NEW YORK — When Huma Abedin first started getting media attention, some wondered what this beautiful, ambitious woman with high-fashion sense and a world-class Rolodex saw in Anthony Weiner.
That’s a question New Yorkers might be asking themselves after revelations that Weiner, now a candidate for mayor of New York, didn’t immediately give up his habit of sending sexual pictures and messages to female fans after his humiliating resignation from Congress in 2011.
Abedin herself took a shot at an answer in an awkward joint news conference Tuesday, saying she had forgiven her husband and felt his marital indiscretions were “between us.” She offered an even more basic explanation in a first-person essay in Harper’s Bazaar due on newsstands in September.
“Quite simply, I love my husband, I love my city, and I believe in what he wants to do for the people of New York,” she wrote.
Will that be enough to satisfy a bewildered public? Maybe not. But people who go searching for a deeper motive are almost certain to get it wrong.
“None of us know what’s going on with that couple now,” said Stephen Medvic, an associate professor of government at Franklin & Marshall College in Pennsylvania and author of the book, “In Defense of Politicians.”
“She made a statement,” he said. “Let’s leave it at that. Let’s not try to put into somebody’s mind what’s not there.”
In an email sent to campaign supporters Tuesday, Weiner tried to explain his actions.

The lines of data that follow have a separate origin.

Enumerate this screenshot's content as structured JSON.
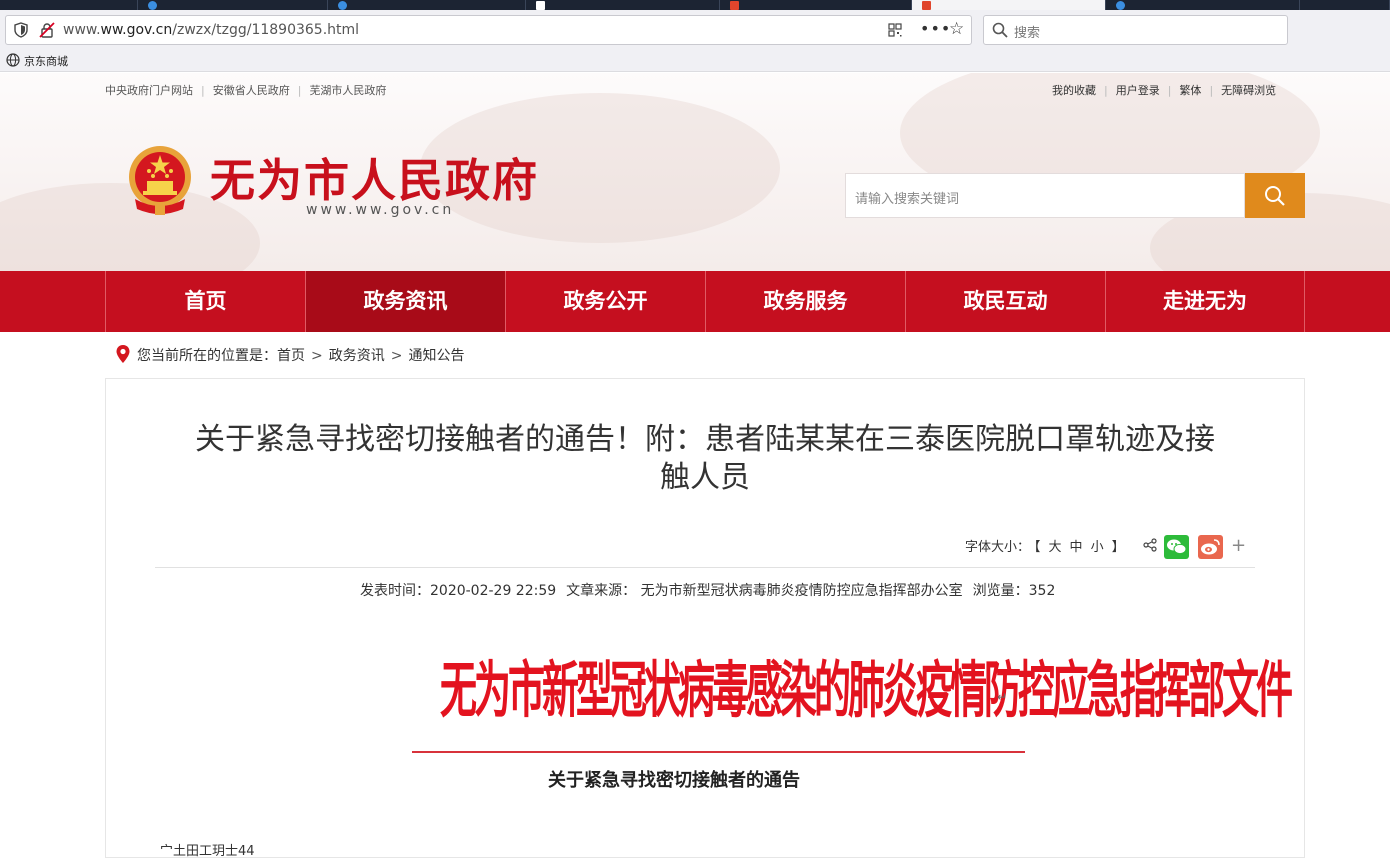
{
  "browser": {
    "url_prefix": "www.",
    "url_domain": "ww.gov.cn",
    "url_path": "/zwzx/tzgg/11890365.html",
    "search_placeholder": "搜索",
    "bookmark_label": "京东商城"
  },
  "topbar": {
    "left_links": [
      "中央政府门户网站",
      "安徽省人民政府",
      "芜湖市人民政府"
    ],
    "right_links": [
      "我的收藏",
      "用户登录",
      "繁体",
      "无障碍浏览"
    ]
  },
  "header": {
    "site_title": "无为市人民政府",
    "site_url": "www.ww.gov.cn",
    "search_placeholder": "请输入搜索关键词"
  },
  "nav": {
    "items": [
      "首页",
      "政务资讯",
      "政务公开",
      "政务服务",
      "政民互动",
      "走进无为"
    ],
    "active_index": 1
  },
  "breadcrumb": {
    "prefix": "您当前所在的位置是：",
    "items": [
      "首页",
      "政务资讯",
      "通知公告"
    ]
  },
  "article": {
    "title_line1": "关于紧急寻找密切接触者的通告！附：患者陆某某在三泰医院脱口罩轨迹及接",
    "title_line2": "触人员",
    "font_size_label": "字体大小：",
    "font_sizes": [
      "【",
      "大",
      "中",
      "小",
      "】"
    ],
    "meta_time": "发表时间：2020-02-29 22:59",
    "meta_source": "文章来源： 无为市新型冠状病毒肺炎疫情防控应急指挥部办公室",
    "meta_views": "浏览量：352",
    "doc_header": "无为市新型冠状病毒感染的肺炎疫情防控应急指挥部文件",
    "doc_return_mark": "↵",
    "notice_title": "关于紧急寻找密切接触者的通告",
    "cut_line": "宀土田工玥士44"
  },
  "colors": {
    "brand_red": "#c50f1f",
    "nav_active": "#a80b18",
    "search_orange": "#e08a1c",
    "doc_red": "#e3131f"
  }
}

“Sending these embarrassing messages to women online, whom I never met, was a personal failing that was hurtful to my wife and a part of my life that Huma and I have put behind us. These things I did, as you have read in the papers, didn’t happen once. It was a terrible mistake that I unfortunately returned to during a rough time in our marriage,” he wrote.
Abedin now seems to be trying to shake off a cloud of humiliation, which seems an unlikely place for someone whose reputation as a top aide to Hillary Rodham Clinton was based on an ability to navigate the chaos of presidential campaigns and global diplomatic trips with the poise of Grace Kelly.
When her new husband’s political career disintegrated in 2011 just as she was about to have a child, Abedin couldn’t escape the obvious comparisons with her mentor, Clinton, who shoved her own husband’s scandals aside to become a massive figure in American politics.
Stephanie Coontz, who wrote “Marriage: A History” and teaches family studies at Evergreen State University in Olympia, Wash., said it’s a shame that her response to her husband’s behavior would be a subject of attention at all.
“Everyone is second-guessing the woman’s decision,” she said. “You saw it with Hillary Clinton. ‘Oh, she’s manipulative. She’s power-hungry.’ We do this instead of recognize that marriage and love are complex.
“Someday, it’ll be a man standing there ashen-faced, and we’ll say, ‘Oh my God,’ because his masculinity will be called into question,” she said. “But things happen in marriages. Couples find a way to deal or they don’t. We don’t need more reality shows!”
Notice about comments:
The Post and Courier is pleased to offer readers the enhanced ability to comment on stories. Some of the comments may be reprinted elsewhere in the site or in the newspaper. We ask that you refrain from profanity, hate speech, personal comments and remarks that are off point.